Less Fighting, More Fear In American High Schools, Survey Finds


Vox (6/16) reports that the CDC found in its 2013 National Youth Risk Behavior Survey that there are fewer fights but more fear at high schools. The number of fights between those high school students dropped 42 percent overall from 1991 to 2013, “so it seems that high-schoolers are better at solving their everyday squabbles without throwing punches.” Yet, “kids are increasingly scared to go to school.” Between 1993 and 2013, the percentage of high school students who stayed home from school because they feared for their safety rose from 4.4 percent to 7.1 percent. Vox adds, “Given the high profile mass shootings at schools, this isn’t all that surprising.”

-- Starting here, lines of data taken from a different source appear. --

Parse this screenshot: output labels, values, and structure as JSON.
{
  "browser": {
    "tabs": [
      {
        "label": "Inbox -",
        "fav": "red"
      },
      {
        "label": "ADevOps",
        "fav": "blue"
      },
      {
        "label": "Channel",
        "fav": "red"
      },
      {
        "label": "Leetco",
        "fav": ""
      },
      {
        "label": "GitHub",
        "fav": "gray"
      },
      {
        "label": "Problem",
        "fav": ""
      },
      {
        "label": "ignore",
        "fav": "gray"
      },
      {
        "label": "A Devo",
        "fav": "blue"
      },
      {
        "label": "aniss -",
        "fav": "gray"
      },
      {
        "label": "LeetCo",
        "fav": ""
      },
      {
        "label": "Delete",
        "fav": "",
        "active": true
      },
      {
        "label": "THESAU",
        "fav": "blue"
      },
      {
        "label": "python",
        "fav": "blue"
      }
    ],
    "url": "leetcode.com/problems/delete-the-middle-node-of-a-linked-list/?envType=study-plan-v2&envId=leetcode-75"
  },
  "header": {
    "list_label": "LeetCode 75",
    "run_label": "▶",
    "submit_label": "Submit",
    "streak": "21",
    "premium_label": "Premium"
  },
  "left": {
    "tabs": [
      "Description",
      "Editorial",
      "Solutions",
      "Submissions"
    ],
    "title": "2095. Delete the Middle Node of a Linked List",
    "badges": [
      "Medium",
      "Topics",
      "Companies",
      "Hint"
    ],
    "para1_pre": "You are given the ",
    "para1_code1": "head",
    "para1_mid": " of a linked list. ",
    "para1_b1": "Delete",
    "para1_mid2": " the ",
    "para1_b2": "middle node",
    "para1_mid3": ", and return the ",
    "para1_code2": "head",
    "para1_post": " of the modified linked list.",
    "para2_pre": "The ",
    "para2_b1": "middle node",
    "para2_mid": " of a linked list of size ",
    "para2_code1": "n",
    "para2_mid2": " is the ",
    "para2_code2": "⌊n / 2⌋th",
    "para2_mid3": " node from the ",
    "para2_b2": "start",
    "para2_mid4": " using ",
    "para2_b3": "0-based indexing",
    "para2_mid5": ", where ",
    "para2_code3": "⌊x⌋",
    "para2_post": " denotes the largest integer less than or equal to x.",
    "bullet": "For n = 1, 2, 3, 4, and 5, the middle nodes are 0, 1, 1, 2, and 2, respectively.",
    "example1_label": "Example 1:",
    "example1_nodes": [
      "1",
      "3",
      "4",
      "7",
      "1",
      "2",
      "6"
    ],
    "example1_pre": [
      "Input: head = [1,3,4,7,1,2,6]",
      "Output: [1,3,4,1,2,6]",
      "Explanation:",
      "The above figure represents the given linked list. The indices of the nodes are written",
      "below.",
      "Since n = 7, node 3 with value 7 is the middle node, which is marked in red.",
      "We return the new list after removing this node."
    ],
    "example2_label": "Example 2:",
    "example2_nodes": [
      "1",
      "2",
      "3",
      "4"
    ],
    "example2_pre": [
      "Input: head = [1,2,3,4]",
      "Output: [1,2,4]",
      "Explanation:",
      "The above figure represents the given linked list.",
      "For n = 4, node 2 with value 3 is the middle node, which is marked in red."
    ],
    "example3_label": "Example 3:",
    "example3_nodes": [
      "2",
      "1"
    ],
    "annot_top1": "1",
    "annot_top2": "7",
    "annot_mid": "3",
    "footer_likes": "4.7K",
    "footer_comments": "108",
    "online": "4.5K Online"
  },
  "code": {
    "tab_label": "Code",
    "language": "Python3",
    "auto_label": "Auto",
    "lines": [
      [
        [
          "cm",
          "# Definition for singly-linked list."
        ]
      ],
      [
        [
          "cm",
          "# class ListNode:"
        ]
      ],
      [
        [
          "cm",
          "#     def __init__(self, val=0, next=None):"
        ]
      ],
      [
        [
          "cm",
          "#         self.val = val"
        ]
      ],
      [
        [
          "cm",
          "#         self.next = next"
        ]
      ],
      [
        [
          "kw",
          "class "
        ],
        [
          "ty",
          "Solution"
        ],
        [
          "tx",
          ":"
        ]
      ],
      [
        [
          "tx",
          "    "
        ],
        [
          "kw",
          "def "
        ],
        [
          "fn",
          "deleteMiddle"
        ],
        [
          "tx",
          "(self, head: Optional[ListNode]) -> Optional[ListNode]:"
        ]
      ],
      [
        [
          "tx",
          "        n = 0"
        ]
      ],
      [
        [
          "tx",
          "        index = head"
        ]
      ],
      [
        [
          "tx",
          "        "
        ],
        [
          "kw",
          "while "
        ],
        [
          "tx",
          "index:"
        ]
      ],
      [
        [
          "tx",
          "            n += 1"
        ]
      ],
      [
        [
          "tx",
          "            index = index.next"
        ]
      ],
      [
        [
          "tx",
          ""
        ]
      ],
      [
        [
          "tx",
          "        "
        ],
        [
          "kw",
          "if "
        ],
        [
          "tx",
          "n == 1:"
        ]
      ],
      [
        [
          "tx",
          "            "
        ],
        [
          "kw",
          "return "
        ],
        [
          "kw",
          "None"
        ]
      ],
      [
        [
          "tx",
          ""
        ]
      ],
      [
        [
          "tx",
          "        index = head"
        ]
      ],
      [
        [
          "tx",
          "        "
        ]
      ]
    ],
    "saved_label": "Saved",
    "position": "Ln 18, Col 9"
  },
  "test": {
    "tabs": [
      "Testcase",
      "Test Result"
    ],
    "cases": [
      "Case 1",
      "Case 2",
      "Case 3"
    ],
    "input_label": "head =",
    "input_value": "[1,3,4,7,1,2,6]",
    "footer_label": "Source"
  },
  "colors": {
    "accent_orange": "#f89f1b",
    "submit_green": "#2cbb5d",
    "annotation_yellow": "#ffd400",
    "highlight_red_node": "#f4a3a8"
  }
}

        US News & World Report (6/17, Bidwell) reports in its “Data Mine” blog that fewer high school students are carrying a weapon to school since the 1990s, with 5 percent reporting they had a weapon “at least one day in the 30 leading up to the survey,” compared to nearly 12 percent in 1993, yet in the latest survey “the percentage varied greatly from state to state.”